Data records for software interfaces
━━━
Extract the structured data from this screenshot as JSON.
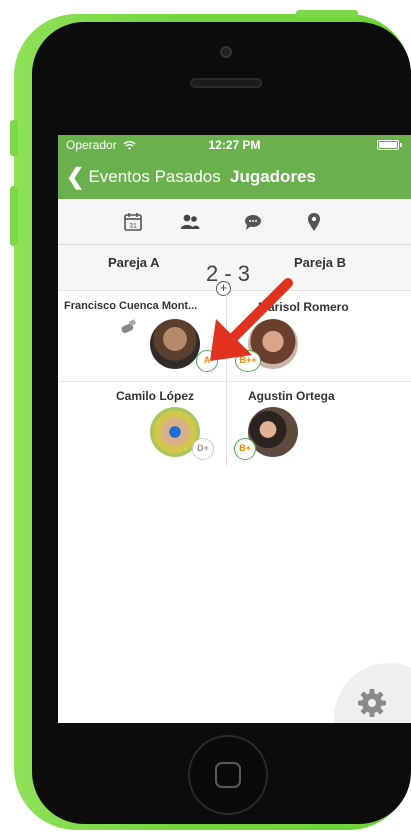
{
  "status_bar": {
    "carrier": "Operador",
    "time": "12:27 PM"
  },
  "nav": {
    "back_label": "Eventos Pasados",
    "title": "Jugadores"
  },
  "tabs": [
    {
      "icon": "calendar-icon",
      "label": "31"
    },
    {
      "icon": "players-icon"
    },
    {
      "icon": "chat-icon"
    },
    {
      "icon": "location-pin-icon"
    }
  ],
  "pairs": {
    "a_label": "Pareja A",
    "b_label": "Pareja B",
    "score_a": "2",
    "score_separator": "-",
    "score_b": "3",
    "add_icon": "plus-circle-icon"
  },
  "players": [
    {
      "name": "Francisco Cuenca Mont...",
      "level": "A",
      "team": "A"
    },
    {
      "name": "Marisol Romero",
      "level": "B++",
      "team": "B"
    },
    {
      "name": "Camilo López",
      "level": "D+",
      "team": "A"
    },
    {
      "name": "Agustin Ortega",
      "level": "B+",
      "team": "B"
    }
  ],
  "colors": {
    "nav_green": "#6ab04c",
    "phone_green": "#74d63e",
    "level_orange": "#f08a00",
    "arrow_red": "#e0321f"
  },
  "settings_icon": "gear-icon"
}
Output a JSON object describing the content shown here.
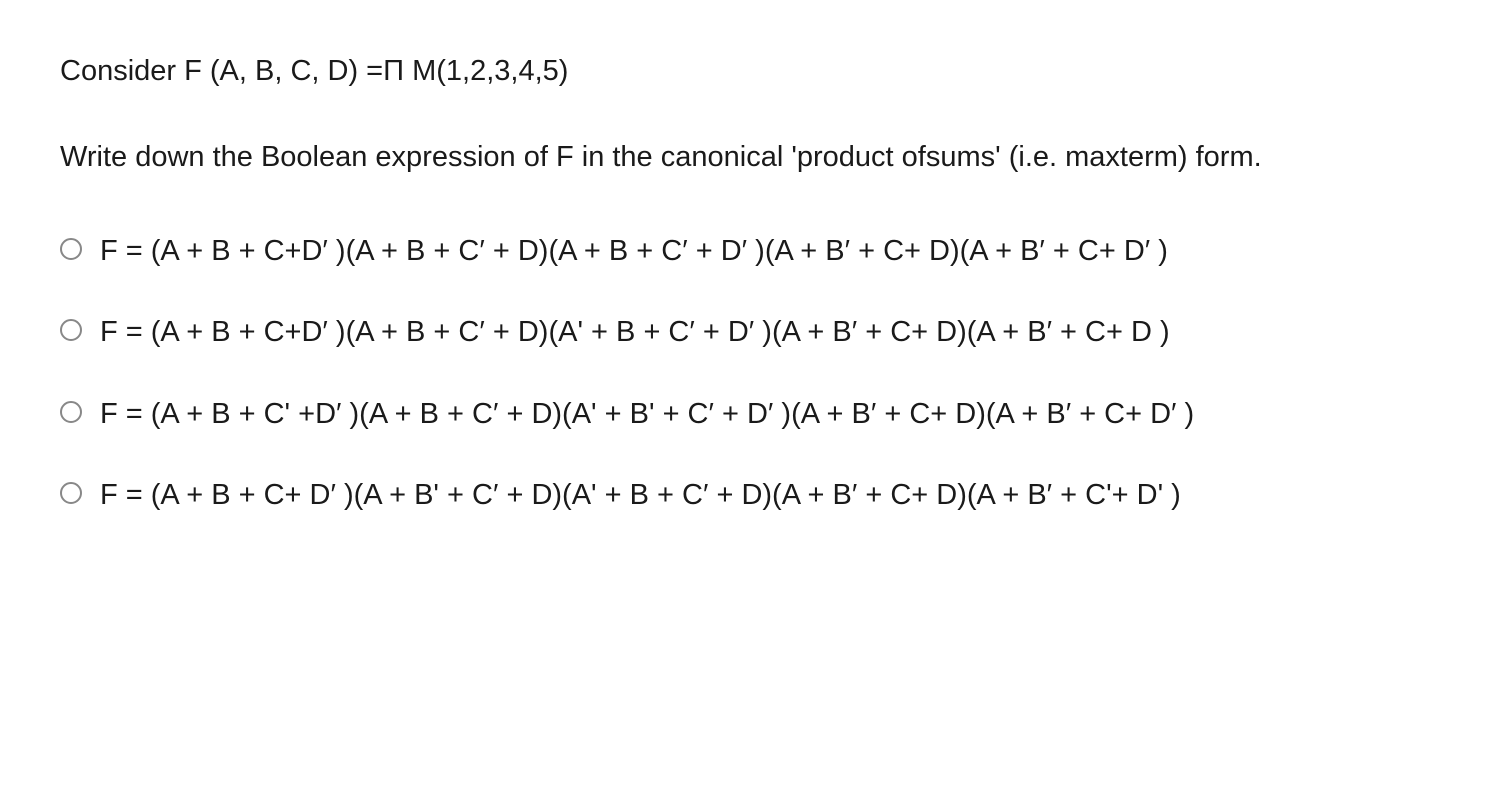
{
  "question": {
    "stem": "Consider F (A, B, C, D) =Π M(1,2,3,4,5)",
    "prompt": "Write down the Boolean expression of F in the canonical 'product ofsums' (i.e. maxterm) form."
  },
  "options": [
    {
      "text": "F = (A + B + C+D′ )(A + B + C′ + D)(A + B + C′ + D′ )(A + B′ + C+ D)(A + B′ + C+ D′ )"
    },
    {
      "text": "F = (A + B + C+D′ )(A + B + C′ + D)(A' + B + C′ + D′ )(A + B′ + C+ D)(A + B′ + C+ D )"
    },
    {
      "text": "F = (A + B + C' +D′ )(A + B + C′ + D)(A' + B' + C′ + D′ )(A + B′ + C+ D)(A + B′ + C+ D′ )"
    },
    {
      "text": "F = (A + B + C+ D′ )(A + B' + C′ + D)(A' + B + C′ + D)(A + B′ + C+ D)(A + B′ + C'+ D' )"
    }
  ]
}
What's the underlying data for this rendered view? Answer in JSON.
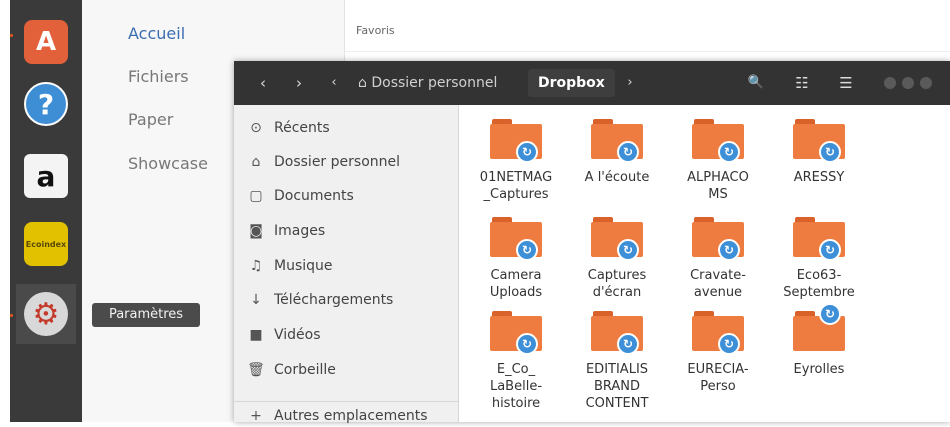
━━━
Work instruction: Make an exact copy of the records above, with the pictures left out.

Response to this task:
Extract the structured data from this screenshot as JSON.
{
  "status_bar": {
    "carrier": "Operador",
    "time": "12:27 PM"
  },
  "nav": {
    "back_label": "Eventos Pasados",
    "title": "Jugadores"
  },
  "tabs": [
    {
      "icon": "calendar-icon",
      "label": "31"
    },
    {
      "icon": "players-icon"
    },
    {
      "icon": "chat-icon"
    },
    {
      "icon": "location-pin-icon"
    }
  ],
  "pairs": {
    "a_label": "Pareja A",
    "b_label": "Pareja B",
    "score_a": "2",
    "score_separator": "-",
    "score_b": "3",
    "add_icon": "plus-circle-icon"
  },
  "players": [
    {
      "name": "Francisco Cuenca Mont...",
      "level": "A",
      "team": "A"
    },
    {
      "name": "Marisol Romero",
      "level": "B++",
      "team": "B"
    },
    {
      "name": "Camilo López",
      "level": "D+",
      "team": "A"
    },
    {
      "name": "Agustin Ortega",
      "level": "B+",
      "team": "B"
    }
  ],
  "colors": {
    "nav_green": "#6ab04c",
    "phone_green": "#74d63e",
    "level_orange": "#f08a00",
    "arrow_red": "#e0321f"
  },
  "settings_icon": "gear-icon"
}
Output a JSON object describing the content shown here.
{
  "question": {
    "stem": "Consider F (A, B, C, D) =Π M(1,2,3,4,5)",
    "prompt": "Write down the Boolean expression of F in the canonical 'product ofsums' (i.e. maxterm) form."
  },
  "options": [
    {
      "text": "F = (A + B + C+D′ )(A + B + C′ + D)(A + B + C′ + D′ )(A + B′ + C+ D)(A + B′ + C+ D′ )"
    },
    {
      "text": "F = (A + B + C+D′ )(A + B + C′ + D)(A' + B + C′ + D′ )(A + B′ + C+ D)(A + B′ + C+ D )"
    },
    {
      "text": "F = (A + B + C' +D′ )(A + B + C′ + D)(A' + B' + C′ + D′ )(A + B′ + C+ D)(A + B′ + C+ D′ )"
    },
    {
      "text": "F = (A + B + C+ D′ )(A + B' + C′ + D)(A' + B + C′ + D)(A + B′ + C+ D)(A + B′ + C'+ D' )"
    }
  ]
}
What's the underlying data for this rendered view? Answer in JSON.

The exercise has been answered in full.